Qatar Deserves Fair and Balanced News Coverage
Qatar will host the World Cup from November 20 to December 18. From the moment this small Gulf state of 3 million (of which only 15% are Qatari nationals) won its bid in 2010 for the world’s most widely viewed sporting event, it has come in for withering criticism, from everything to bribing its way to victory to abusing guest laborers to persecuting members of the LGBTQ community.
Tamim bin Hamad Al Thani, Qatar’s ruler, gave voice to his country’s frustration when he recently said that Qatar “has been subjected to an unprecedented campaign that no host country has ever faced.” He makes a valid point. Some of the criticisms leveled against Qatar are valid, but a great many others are way out of proportion to the transgressions cited.
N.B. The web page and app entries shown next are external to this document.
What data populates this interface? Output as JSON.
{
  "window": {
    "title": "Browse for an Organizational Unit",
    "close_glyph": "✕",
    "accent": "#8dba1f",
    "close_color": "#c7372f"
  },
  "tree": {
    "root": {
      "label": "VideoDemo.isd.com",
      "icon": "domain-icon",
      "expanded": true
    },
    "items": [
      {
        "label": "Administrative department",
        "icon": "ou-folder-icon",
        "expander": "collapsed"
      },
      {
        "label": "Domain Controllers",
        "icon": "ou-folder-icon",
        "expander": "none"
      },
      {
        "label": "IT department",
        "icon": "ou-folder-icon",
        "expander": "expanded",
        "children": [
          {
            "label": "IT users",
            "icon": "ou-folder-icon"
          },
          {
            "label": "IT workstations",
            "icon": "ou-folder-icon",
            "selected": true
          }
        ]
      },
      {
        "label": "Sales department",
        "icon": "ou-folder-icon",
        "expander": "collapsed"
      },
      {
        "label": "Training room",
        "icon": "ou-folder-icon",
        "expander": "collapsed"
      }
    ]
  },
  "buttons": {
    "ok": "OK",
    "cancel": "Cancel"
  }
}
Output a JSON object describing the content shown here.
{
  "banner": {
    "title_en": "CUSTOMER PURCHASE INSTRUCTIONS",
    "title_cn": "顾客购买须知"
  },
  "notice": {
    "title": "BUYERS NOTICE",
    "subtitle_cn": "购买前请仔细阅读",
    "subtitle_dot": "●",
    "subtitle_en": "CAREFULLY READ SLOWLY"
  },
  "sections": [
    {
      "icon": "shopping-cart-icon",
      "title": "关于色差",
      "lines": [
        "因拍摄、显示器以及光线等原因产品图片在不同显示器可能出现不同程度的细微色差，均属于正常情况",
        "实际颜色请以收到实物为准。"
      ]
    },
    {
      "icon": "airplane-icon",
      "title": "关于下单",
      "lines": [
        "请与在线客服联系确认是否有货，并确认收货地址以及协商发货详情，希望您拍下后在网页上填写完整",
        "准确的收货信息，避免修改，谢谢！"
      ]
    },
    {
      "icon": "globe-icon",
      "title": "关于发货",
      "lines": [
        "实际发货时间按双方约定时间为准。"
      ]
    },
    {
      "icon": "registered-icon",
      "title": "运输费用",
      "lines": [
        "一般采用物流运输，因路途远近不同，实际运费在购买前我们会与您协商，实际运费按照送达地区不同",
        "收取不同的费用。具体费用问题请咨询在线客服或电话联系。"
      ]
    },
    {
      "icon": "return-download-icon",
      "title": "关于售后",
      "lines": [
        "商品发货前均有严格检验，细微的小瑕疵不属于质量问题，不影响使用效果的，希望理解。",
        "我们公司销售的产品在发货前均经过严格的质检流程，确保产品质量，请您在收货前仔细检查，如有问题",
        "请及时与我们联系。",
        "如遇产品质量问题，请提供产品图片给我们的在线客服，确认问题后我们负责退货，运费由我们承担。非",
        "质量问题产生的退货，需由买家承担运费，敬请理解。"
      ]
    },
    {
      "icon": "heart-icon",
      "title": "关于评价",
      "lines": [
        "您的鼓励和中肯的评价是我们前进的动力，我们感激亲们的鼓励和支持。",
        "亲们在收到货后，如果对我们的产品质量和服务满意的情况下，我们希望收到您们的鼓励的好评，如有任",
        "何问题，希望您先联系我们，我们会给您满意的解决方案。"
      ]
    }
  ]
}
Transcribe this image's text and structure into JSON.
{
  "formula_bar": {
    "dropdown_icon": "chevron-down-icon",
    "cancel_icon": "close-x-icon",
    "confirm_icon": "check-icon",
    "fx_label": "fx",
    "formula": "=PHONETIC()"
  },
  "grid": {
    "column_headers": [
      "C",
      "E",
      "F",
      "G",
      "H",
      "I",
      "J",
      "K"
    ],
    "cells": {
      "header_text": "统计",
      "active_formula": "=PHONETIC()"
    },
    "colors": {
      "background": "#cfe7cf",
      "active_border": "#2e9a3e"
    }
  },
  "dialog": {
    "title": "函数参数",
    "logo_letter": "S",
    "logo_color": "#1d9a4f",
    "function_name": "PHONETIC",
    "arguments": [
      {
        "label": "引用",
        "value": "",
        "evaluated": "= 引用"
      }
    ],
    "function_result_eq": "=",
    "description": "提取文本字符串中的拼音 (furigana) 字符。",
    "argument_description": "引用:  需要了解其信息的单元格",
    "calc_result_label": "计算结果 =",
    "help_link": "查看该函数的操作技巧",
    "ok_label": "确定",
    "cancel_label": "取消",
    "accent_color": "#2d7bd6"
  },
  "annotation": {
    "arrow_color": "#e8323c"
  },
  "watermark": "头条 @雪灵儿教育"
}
Take for example a 2021 headline in The Guardian that read: “Revealed: 6,500 migrant workers have died in Qatar since World Cup awarded”. The figure refers to all deaths of migrant workers regardless of cause, yet the clear implication is that they were connected to the World Cup. In fact, according to the International Labour Organization, the casualty figures from World Cup-related activities stand at 50 killed and 500 injured, which is relatively small considering that six stadiums were built from scratch. Furthermore, the casualty rates in Qatar are in line with wider demographics globally.
In today’s hyper-connected, headline-obsessed information ecosystem, however, The Guardian piece acquired a truth of its own. It became the most retweeted article about the Qatar World Cup in English. Denmark’s players will be wearing black jerseys to protest “a tournament that has cost thousands of people their lives,” a claim that is utterly without merit. Also wildly exaggerated are charges of worker abuse and labor conditions in Qatar.
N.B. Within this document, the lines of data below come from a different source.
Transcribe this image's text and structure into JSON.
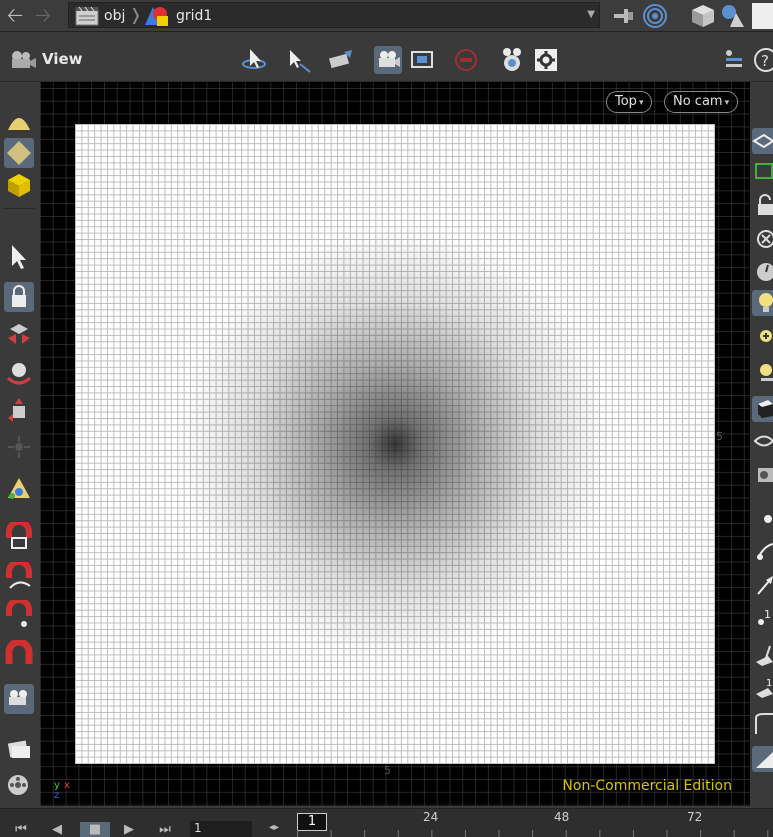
{
  "pathbar": {
    "back_icon": "left-arrow",
    "forward_icon": "right-arrow",
    "crumbs": [
      {
        "label": "obj",
        "icon": "clapboard-network-icon"
      },
      {
        "label": "grid1",
        "icon": "geometry-shapes-icon"
      }
    ],
    "dropdown_icon": "chevron-down"
  },
  "viewbar": {
    "title": "View"
  },
  "viewport": {
    "view_menu": "Top",
    "camera_menu": "No cam",
    "edition_label": "Non-Commercial Edition",
    "axis_labels": {
      "y": "y",
      "x": "x",
      "z": "z"
    },
    "tick_right": "5",
    "tick_bottom": "5"
  },
  "timeline": {
    "frame_value": "1",
    "current_frame": "1",
    "tick_labels": [
      "24",
      "48",
      "72"
    ]
  },
  "colors": {
    "edition_text": "#d6c400",
    "active_tool": "#5a6a7a",
    "background": "#3a3a3a",
    "viewport_bg": "#000000"
  }
}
Nasser Al Khater, Qatar’s official in charge of the World Cup, credibly argues that over the past ten years, no country has done more to improve labor standards. It embedded ILO officials into its government institutions. It legislated a guaranteed minimum wage, established health and safety regulations for workers, abolished the labor sponsorship system, and introduced a law allowing foreign worker mobility between employers. In the words of one ILO expert, “Qatar has moved from having the most restrictive migrant labor regime in the region to the least restrictive one.”
While labor abuse undoubtedly continues to exist, as it does everywhere, laying responsibility on the government of Qatar for these abuses misplaces the blame. Its inspection and enforcement bodies are working overtime to document and sanction the foreign contractors who are violating the law, many of which come from the very same countries that so sanctimoniously decry the abuse.
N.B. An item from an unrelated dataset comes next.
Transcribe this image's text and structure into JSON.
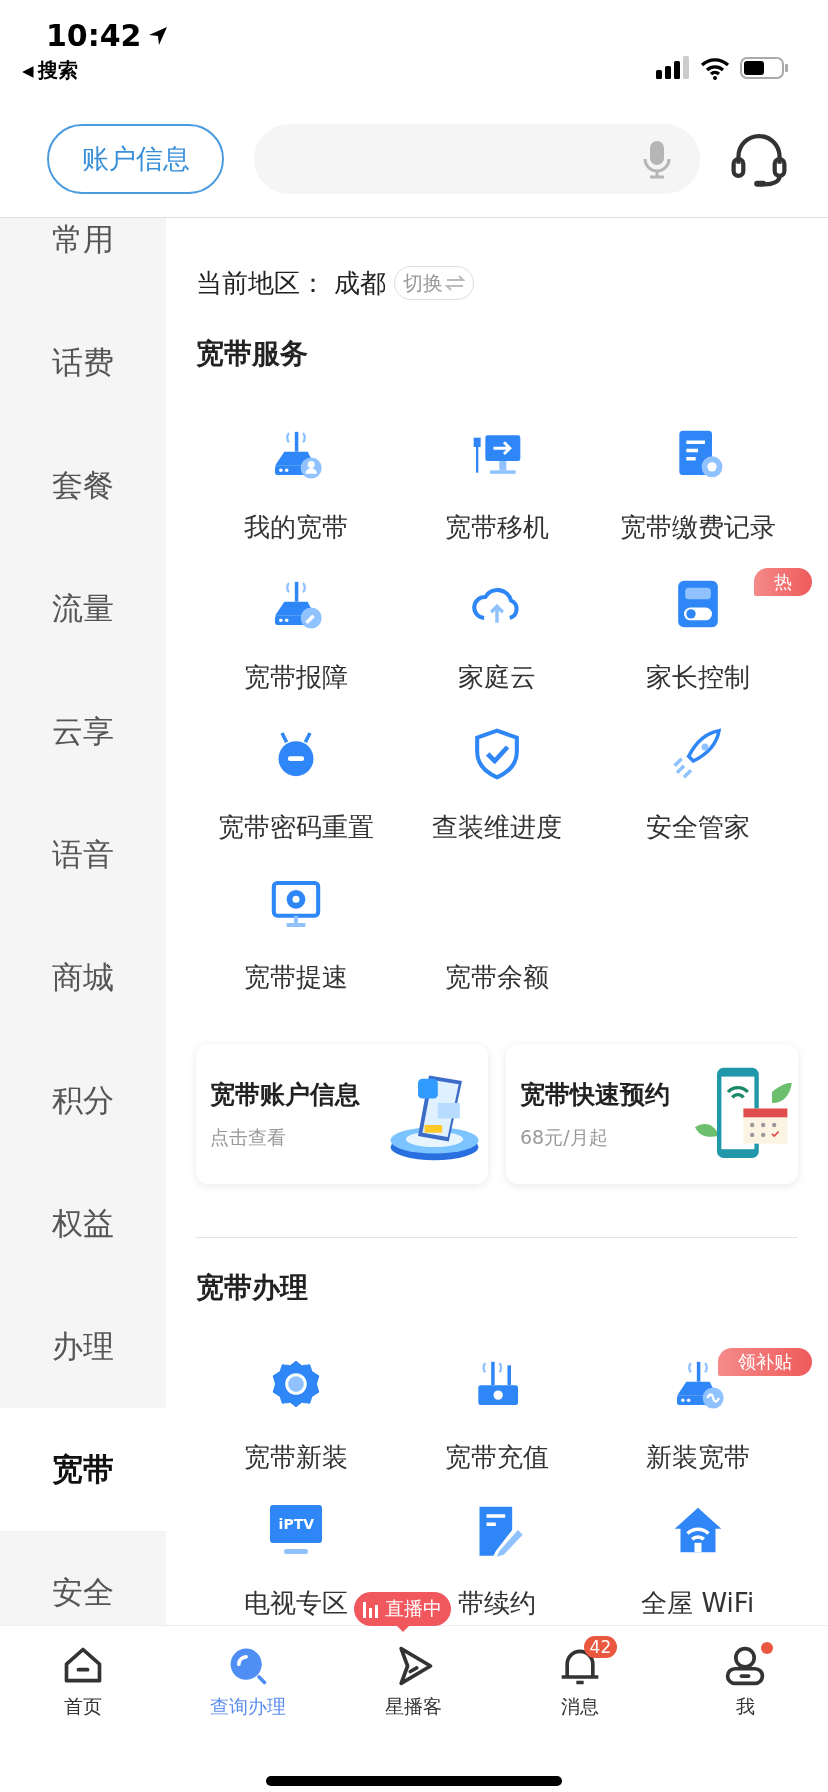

Coverage of the LGBTQ issue is similarly slanted. Openly gay expatriates have been living and working in Qatar for years, without hassle or persecution. Public flaunting of sexuality — gay or straight — is not a social norm in any of the conservative societies of the Gulf, and Qatar is no exception. Nevertheless, Qatari officials have made it clear that “any fan, of any gender, sexual orientation, religion, race…they’ll all be welcome.” Contrast this level of tolerance with the record of Russia, which hosted the 2018 World Cup. Crimes against LGBT people in Russia had doubled in the five years preceding the tournament, and gay fans were told that they would be “hunted down and stabbed.”
Despite this difference in approach, negative press coverage of Qatar in the lead-up to the World Cup is considerably disproportionate when compared to Russia. In the twelve years between Qatar’s winning of its hosting rights in 2010 and the tournament itself in 2022, forty percent of Qatar-related headlines in the UK press concerned the World Cup. Of that forty percent, two out of every three articles were critical, and most were on human rights. By contrast, only three percent of articles about Russia in the period between Russia’s winning of its hosting rights and the World Cup in 2018 focused on the tournament.
The evidence suggests that Qatar is being held to unrealistic standards and no level of responsiveness will satisfy its critics. Countries such as Qatar that aspire to raise their profile and elevate themselves in the family of nations certainly merit scrutiny. But in the case of World Cup 2022, too much of the coverage suffers from confirmation bias. The assumption seems to be that the Middle East is a less civilized place, thereby inducing critics to give more weight to data that confirms their beliefs and to undervalue evidence that could disprove it.
Qatar and the region deserve better. They have pulled off an accomplishment of historic proportions more quickly and proficiently than many thought possible. Despite the hyperbolic criticism leveled against them, their stewardship of the 2022 World Cup will demonstrate that Qatar rightly deserves a place of respect and admiration on the world stage.